A ten-year follow up study of patients with breast cancer who had been treated with accelerated partial breast irradiation after surgery, showed their results were similar to that of patients who received whole breast irradiation.
These results suggest radiotherapy to just part of the breast, rather than the whole breast as is usually done, may be an acceptable option for selected low-risk patients with early breast cancer.
You can learn more about de-escalating breast irradiation and why these kinds of clinical trials are important here.
Estrogen Alone and Estrogen Plus Progestin have Opposite Effects on Breast Cancer Incidence in Postmenopausal Women

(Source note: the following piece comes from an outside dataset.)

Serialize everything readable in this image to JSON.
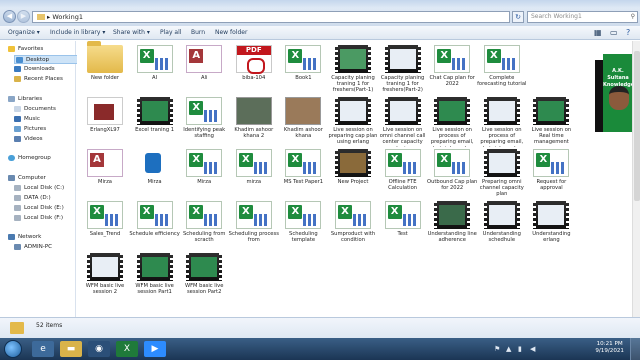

A study investigating the long-term influence of estrogen plus progestin compared with estrogen alone on breast cancer rates in postmenopausal women found that different types of hormone replacement therapies had opposite effects on breast cancer incidence.
Estrogen alone significantly decreased breast cancer incidence by 23%, and the effect is long lasting, persisting over a decade after stopping use. This can only be used by women who have had a hysterectomy due to the adverse effects on the uterus. On the other hand, estrogen plus progestin use significantly increased breast cancer incidence by 29% with the effect also long lasting, continuing for over ten years after stopping use.

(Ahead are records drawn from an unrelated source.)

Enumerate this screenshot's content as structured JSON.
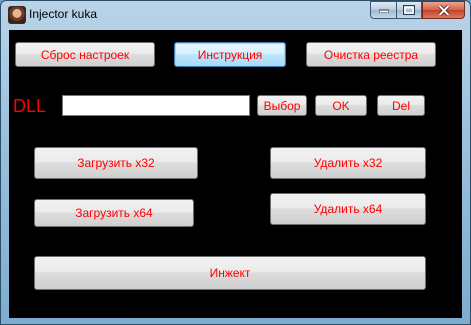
{
  "window": {
    "title": "Injector kuka",
    "icon": "app-avatar-icon",
    "controls": {
      "minimize": "minimize-icon",
      "maximize": "maximize-icon",
      "close": "close-icon"
    }
  },
  "toolbar": {
    "reset_label": "Сброс настроек",
    "instructions_label": "Инструкция",
    "clean_registry_label": "Очистка реестра"
  },
  "dll": {
    "label": "DLL",
    "path_value": "",
    "browse_label": "Выбор",
    "ok_label": "OK",
    "del_label": "Del"
  },
  "actions": {
    "load_x32": "Загрузить x32",
    "delete_x32": "Удалить x32",
    "load_x64": "Загрузить x64",
    "delete_x64": "Удалить x64",
    "inject": "Инжект"
  },
  "colors": {
    "client_background": "#000000",
    "button_text": "#ff0000"
  }
}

CORALLEEN Study Finds Patients with High-Risk Luminal B Breast Cancer Could Have Alternate Treatment with less Toxicity
The CORALLEEN phase II clinical trial investigated the efficacy of ribociclib/letrozole vs multiagent chemotherapy as neoadjuvant therapy in 106 patients with high risk luminal B stage I-III breast cancer.
The results of the surgical samples from patients showed that neoadjuvant treatment with a combination of ribociclib and letrozole has similar clinical benefits as standard chemotherapy, but with less side effects.
More clinical trials research is needed, but researchers believe it is a combination worth exploring for patients in this group. Long term disease-free and overall survival data are needed from a larger number of patients before this type of treatment can be considered to be a valid treatment option.